What is being asked
Repeat all of the data exactly. Leave nothing out.

Data for this task
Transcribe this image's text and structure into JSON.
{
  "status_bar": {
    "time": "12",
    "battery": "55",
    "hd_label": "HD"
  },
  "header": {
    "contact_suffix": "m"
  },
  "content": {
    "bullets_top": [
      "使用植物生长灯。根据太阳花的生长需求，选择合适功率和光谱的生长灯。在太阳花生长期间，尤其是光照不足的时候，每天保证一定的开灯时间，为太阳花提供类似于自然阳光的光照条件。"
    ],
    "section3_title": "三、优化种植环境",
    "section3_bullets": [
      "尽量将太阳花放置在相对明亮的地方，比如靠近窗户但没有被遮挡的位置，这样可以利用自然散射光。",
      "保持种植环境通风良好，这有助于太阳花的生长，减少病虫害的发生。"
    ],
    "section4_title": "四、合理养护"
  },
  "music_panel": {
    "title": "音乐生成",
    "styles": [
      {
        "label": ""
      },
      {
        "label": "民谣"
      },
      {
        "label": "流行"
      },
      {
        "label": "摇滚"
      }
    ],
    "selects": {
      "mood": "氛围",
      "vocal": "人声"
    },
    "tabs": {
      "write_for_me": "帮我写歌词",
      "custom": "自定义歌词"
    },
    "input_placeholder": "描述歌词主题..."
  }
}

Finished task
Transcribe this image's text and structure into JSON.
{
  "status_bar": {
    "time": "12",
    "battery": "55",
    "hd_label": "HD"
  },
  "header": {
    "contact_suffix": "m"
  },
  "content": {
    "bullets_top": [
      "使用植物生长灯。根据太阳花的生长需求，选择合适功率和光谱的生长灯。在太阳花生长期间，尤其是光照不足的时候，每天保证一定的开灯时间，为太阳花提供类似于自然阳光的光照条件。"
    ],
    "section3_title": "三、优化种植环境",
    "section3_bullets": [
      "尽量将太阳花放置在相对明亮的地方，比如靠近窗户但没有被遮挡的位置，这样可以利用自然散射光。",
      "保持种植环境通风良好，这有助于太阳花的生长，减少病虫害的发生。"
    ],
    "section4_title": "四、合理养护"
  },
  "music_panel": {
    "title": "音乐生成",
    "styles": [
      {
        "label": ""
      },
      {
        "label": "民谣"
      },
      {
        "label": "流行"
      },
      {
        "label": "摇滚"
      }
    ],
    "selects": {
      "mood": "氛围",
      "vocal": "人声"
    },
    "tabs": {
      "write_for_me": "帮我写歌词",
      "custom": "自定义歌词"
    },
    "input_placeholder": "描述歌词主题..."
  }
}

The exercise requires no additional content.